8. Bride of the Black Manse (Harley Stroh, Goodman Games):  Creepy, creepy, creepy. One of the best "horror" adventures ever written for a "Sword & Sorcery" type game. Harley Stroh's adventure is not, shall we say, for the faint of heart.  My players showed a surprising discretion, avoiding playing around with some of the moving parts (and lucky for them it was that they did so!), which prevented me from using some of the best material in this module. That's okay, though, because what they did get to was more than adequate.

This adventure, designed for convention games, uses a real-world time limit, which creates a sense of urgency in the players that a more leisurely crawl would never achieve. Also, there are two full-page illustrations herein that you should photocopy and use as player handouts. One handout, though, could use more explanation in the text. The judge would benefit from clear notes on how to deal with the personality traits listed on the family tree.This is a minor nitpick, but, again, I am forced to rely on minor nitpicks and slight variations in excellence in order to put these adventures into a list.

7. Doom of the Savage Kings (Harley Stroh, Goodman Games): The first mini-sandbox style adventure for Dungeon Crawl Classics, Doom of the Savage Kings has a single major threat, but that threat takes the PCs to a cool dungeon and forces them to deal with the politics of a remote settlement. Along the way they will make allies and enemies, and things will spin out of control more than once as the players drive the action.  There are some very cool treasures to be won, and one which the owner may eventually wish that he had left alone.

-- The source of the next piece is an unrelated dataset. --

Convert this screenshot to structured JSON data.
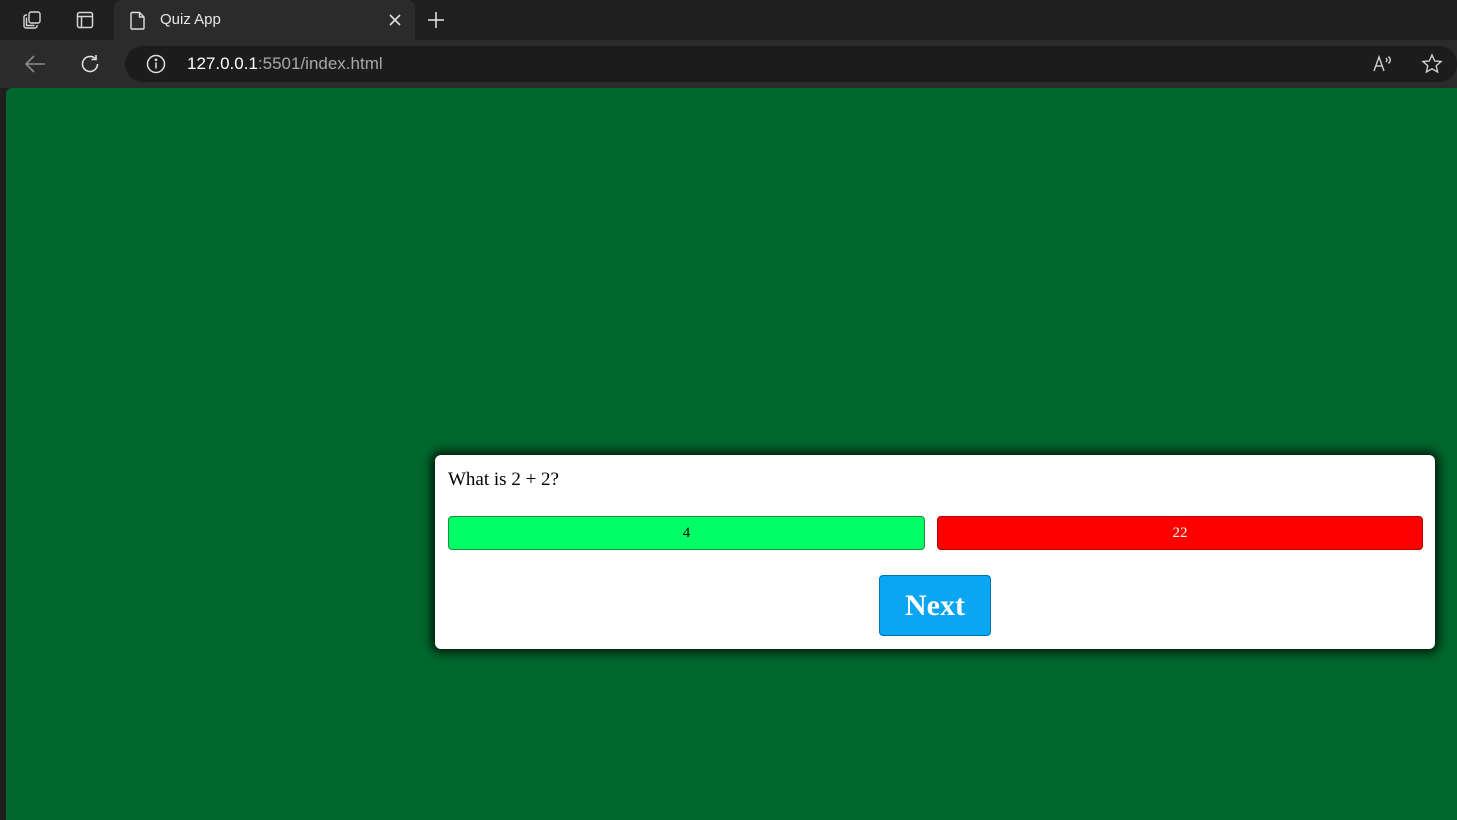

Having to deal with the same foe, over and over again, allows dread and fear to build, especially as these are mere 1st level characters trying to defeat a foe that is well beyond them. Figuring out what tools they need and how to get them fills the PC's days, and dread of the Hound fills their nights.

I wrote a bit more about this adventure here.

6. Another Man's Treasure (Ken Jelinek, Mystic Bull Games):  Found in In the Prison of the Squid Sorcerer, this is almost more of an encounter than a treasure, in that it can occur in conjunction with another adventure of any level as an added complication.  And a brutal complication it is. The adventure as written is short, but perfect, and writing more than this would damage the joy and consternation of your players.

I submitted two adventures to this compilation, but it is Ken Jelinek's submission here, of all that appears in the book, that I think is best.


Next time, my Top 5 picks!


  1. I'd seen The God-Seed Awakens but for whatever reason had not picked it up yet... but mention that it's got an Abram Merritt vibe to it automatically shoots it up my 'to buy' pile. Merritt was the writer I graduated on to once I'd read everything by ERB I could find.

    1. I had the opportunity to give it a read-through and offer some (very minor) suggestions prior to publication. There's my disclaimer. It's good.

    2. It's actually heavily influenced by both Merritt and PJ Farmer (The Stone God Awakens).

      And +Daniel Bishop -- Thanks for the dang shout out! That's nice company that you've put me in!

    3. Knobgobbler, if you are a fan of Merritt, my Through the Dragonwall is heavily influenced by him, as is Edgar Johnson's Moon Slaves of the Cannibal Kingdom. I mean, if you find my references to Merritt's work in Dragonwall to be clear, Moon Slaves drips with them.

  2. Wow, Bride only made it to the middlin's? And you've already covered FFH and SotSS... Can't wait to see the top 5!

  3. Doom of the Savage Kings is probably in my Top 3, but regardless, these are some fine choices! Looking forward to reading your top 5.